They criticize the social network for not properly protecting its employees (direct or via subcontractors) responsible for removing content that violates the rules of the platform.
Facebook puts his hand in his pocket. The social network has agreed to pay $ 52 million (48 million euros) to content moderators as compensation for the mental health problems their tasks can cause. Two law firms, which advised the plaintiffs in a class action lawsuit, announced it on Tuesday, May 12.
These two firms criticize Facebook for not properly protecting its employees (direct or via subcontractors) responsible for removing content that violates the rules of the platform. The original complaint was filed in a California court in September 2018, on behalf of Selena Scola, a former moderator who claimed to have developed post-traumatic stress disorder after 9 months of regularly watching violent images.

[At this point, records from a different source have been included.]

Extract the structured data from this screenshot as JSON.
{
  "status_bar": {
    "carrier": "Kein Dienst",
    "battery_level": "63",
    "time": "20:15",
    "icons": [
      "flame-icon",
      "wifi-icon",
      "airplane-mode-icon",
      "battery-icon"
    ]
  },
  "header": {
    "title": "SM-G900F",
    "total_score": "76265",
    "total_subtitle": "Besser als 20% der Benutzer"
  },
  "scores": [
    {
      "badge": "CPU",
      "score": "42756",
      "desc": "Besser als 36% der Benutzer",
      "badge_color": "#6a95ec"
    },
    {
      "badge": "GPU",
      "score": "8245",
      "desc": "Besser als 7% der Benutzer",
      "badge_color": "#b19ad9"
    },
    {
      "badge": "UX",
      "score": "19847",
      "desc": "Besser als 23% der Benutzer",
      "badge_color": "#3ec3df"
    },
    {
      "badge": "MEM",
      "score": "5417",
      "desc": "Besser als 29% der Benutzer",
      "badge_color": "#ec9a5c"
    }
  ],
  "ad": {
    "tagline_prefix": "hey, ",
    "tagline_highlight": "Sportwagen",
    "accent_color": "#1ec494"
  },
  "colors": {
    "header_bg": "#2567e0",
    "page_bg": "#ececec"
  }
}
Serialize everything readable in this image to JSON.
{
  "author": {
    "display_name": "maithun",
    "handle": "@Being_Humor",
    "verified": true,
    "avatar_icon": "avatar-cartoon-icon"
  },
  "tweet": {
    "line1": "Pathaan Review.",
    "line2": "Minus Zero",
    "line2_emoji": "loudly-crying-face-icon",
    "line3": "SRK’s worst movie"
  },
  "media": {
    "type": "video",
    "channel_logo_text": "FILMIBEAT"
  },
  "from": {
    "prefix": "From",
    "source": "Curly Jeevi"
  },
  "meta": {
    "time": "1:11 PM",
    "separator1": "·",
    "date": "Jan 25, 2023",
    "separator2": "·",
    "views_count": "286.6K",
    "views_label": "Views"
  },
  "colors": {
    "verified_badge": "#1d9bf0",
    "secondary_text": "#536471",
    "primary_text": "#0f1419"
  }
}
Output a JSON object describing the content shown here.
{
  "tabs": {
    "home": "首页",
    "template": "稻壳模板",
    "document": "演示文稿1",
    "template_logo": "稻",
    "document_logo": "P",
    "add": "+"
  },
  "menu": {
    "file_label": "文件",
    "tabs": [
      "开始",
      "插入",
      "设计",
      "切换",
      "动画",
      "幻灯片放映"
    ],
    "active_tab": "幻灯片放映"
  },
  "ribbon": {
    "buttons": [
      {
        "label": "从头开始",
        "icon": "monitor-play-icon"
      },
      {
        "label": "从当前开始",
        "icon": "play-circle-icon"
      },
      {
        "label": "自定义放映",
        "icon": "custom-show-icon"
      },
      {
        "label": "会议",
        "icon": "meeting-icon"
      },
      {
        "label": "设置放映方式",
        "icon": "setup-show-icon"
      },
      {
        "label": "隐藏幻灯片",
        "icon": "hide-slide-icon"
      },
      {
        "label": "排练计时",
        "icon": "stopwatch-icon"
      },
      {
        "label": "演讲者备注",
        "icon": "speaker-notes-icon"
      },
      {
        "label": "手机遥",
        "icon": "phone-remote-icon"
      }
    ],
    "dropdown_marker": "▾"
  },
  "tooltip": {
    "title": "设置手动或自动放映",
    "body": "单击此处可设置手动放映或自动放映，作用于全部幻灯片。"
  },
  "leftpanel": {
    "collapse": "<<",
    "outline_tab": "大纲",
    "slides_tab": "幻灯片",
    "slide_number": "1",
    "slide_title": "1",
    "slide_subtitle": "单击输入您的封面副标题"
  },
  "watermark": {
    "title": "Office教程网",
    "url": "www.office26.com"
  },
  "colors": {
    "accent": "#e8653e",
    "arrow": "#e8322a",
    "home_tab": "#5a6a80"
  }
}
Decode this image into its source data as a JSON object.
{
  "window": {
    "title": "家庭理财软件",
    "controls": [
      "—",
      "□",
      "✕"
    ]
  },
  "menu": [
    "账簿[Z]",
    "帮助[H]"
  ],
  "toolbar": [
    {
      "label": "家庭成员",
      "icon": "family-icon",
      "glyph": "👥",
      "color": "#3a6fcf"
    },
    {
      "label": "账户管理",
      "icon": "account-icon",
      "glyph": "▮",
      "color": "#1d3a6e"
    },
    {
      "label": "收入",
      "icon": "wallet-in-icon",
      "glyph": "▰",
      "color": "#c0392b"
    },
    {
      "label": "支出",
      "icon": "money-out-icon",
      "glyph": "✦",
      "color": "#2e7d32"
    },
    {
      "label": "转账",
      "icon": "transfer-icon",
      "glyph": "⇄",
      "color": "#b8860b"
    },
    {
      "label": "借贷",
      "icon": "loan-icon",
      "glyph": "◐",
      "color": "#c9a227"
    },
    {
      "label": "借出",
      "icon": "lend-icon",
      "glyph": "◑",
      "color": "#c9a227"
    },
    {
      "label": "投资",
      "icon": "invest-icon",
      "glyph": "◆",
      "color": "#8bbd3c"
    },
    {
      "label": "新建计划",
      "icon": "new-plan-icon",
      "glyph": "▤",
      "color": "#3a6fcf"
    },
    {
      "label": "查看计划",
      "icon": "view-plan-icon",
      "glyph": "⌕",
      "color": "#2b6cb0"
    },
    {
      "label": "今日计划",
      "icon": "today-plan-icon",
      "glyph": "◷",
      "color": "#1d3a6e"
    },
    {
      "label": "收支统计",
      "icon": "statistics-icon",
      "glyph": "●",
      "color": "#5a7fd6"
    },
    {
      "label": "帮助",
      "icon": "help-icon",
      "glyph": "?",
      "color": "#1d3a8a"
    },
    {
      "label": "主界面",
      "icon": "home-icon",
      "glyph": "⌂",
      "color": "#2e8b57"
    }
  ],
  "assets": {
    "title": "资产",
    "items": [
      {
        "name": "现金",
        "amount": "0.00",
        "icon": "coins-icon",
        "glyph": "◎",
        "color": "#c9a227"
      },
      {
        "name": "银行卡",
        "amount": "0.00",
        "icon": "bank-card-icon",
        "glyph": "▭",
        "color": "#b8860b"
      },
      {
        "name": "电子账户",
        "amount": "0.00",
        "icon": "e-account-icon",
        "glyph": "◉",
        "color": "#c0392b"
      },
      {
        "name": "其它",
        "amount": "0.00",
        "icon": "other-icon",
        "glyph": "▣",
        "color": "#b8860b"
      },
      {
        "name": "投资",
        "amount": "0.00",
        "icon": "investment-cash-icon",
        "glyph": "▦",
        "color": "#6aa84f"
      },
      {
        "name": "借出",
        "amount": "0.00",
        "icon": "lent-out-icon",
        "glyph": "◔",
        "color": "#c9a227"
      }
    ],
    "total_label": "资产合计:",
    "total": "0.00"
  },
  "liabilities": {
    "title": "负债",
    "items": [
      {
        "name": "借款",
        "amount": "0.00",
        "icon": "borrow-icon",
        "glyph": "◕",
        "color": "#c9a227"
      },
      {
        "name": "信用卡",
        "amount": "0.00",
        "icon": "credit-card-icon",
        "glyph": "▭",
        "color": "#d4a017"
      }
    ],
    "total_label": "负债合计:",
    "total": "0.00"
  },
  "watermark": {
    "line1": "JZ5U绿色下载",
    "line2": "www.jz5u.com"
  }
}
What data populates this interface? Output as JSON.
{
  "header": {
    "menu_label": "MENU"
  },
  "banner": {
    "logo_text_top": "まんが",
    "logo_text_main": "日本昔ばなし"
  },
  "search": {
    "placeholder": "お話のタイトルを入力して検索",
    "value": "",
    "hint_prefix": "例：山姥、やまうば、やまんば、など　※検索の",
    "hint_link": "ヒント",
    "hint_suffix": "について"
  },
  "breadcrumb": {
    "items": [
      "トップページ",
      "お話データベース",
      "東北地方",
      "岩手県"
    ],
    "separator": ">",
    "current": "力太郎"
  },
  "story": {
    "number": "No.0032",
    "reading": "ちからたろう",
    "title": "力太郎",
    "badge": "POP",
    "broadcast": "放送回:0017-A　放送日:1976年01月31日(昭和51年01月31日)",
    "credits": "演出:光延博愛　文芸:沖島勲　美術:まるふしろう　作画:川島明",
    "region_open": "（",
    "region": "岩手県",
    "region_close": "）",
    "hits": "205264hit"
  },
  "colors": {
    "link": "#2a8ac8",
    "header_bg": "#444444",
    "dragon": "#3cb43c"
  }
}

“Every day Facebook users post millions of images or live videos of child sexual abuse, rape, torture, bestiality, beheadings, suicides and murders”, related the complaint. And to add: “To maintain a sanitized platform, maximize its already substantial profits and look after its public image, Facebook relies on people like Selena Scola to view these posts and remove all those who contravene its rules.”
According to the agreement signed with the American group, more than 11,000 Facebook moderators in the United States, old and current, will receive at least 1,000 dollars (922 euros) each. Those who have been diagnosed with specific disorders will receive additional sums to pay for their medical expenses (up to 50,000 dollars, or 46,000 euros).
“We are grateful to the people who are doing this important work to make Facebook a safe environment for everyone”reacted Facebook, without acknowledging the allegations in the complaint. “We are committed to providing them with the additional support provided for in this agreement and more in the future”.
The agreement provides that Facebook and its subcontractors provide moderators with psychological support sessions with sworn therapists and better tools to improve their working conditions.